§ Action item: With the listing in front of you, retype it exactly.

== == ==

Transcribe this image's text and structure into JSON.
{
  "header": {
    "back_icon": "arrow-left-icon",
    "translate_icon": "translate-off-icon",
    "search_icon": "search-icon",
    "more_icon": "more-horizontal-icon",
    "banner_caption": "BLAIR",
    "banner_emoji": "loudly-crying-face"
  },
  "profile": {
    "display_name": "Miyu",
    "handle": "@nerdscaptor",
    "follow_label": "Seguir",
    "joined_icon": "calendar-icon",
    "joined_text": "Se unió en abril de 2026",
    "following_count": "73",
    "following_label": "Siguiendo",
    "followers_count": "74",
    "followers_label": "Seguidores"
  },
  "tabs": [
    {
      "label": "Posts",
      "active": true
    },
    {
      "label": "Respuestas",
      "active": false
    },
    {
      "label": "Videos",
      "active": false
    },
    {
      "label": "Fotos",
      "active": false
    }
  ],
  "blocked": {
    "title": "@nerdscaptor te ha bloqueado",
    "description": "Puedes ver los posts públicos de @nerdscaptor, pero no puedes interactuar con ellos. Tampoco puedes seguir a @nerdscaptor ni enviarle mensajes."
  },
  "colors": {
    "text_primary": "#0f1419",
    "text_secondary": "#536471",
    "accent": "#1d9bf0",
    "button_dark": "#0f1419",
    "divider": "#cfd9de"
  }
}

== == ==

§ Answer section:
Transcribe this image's text and structure into JSON.
{
  "header": {
    "back_icon": "arrow-left-icon",
    "translate_icon": "translate-off-icon",
    "search_icon": "search-icon",
    "more_icon": "more-horizontal-icon",
    "banner_caption": "BLAIR",
    "banner_emoji": "loudly-crying-face"
  },
  "profile": {
    "display_name": "Miyu",
    "handle": "@nerdscaptor",
    "follow_label": "Seguir",
    "joined_icon": "calendar-icon",
    "joined_text": "Se unió en abril de 2026",
    "following_count": "73",
    "following_label": "Siguiendo",
    "followers_count": "74",
    "followers_label": "Seguidores"
  },
  "tabs": [
    {
      "label": "Posts",
      "active": true
    },
    {
      "label": "Respuestas",
      "active": false
    },
    {
      "label": "Videos",
      "active": false
    },
    {
      "label": "Fotos",
      "active": false
    }
  ],
  "blocked": {
    "title": "@nerdscaptor te ha bloqueado",
    "description": "Puedes ver los posts públicos de @nerdscaptor, pero no puedes interactuar con ellos. Tampoco puedes seguir a @nerdscaptor ni enviarle mensajes."
  },
  "colors": {
    "text_primary": "#0f1419",
    "text_secondary": "#536471",
    "accent": "#1d9bf0",
    "button_dark": "#0f1419",
    "divider": "#cfd9de"
  }
}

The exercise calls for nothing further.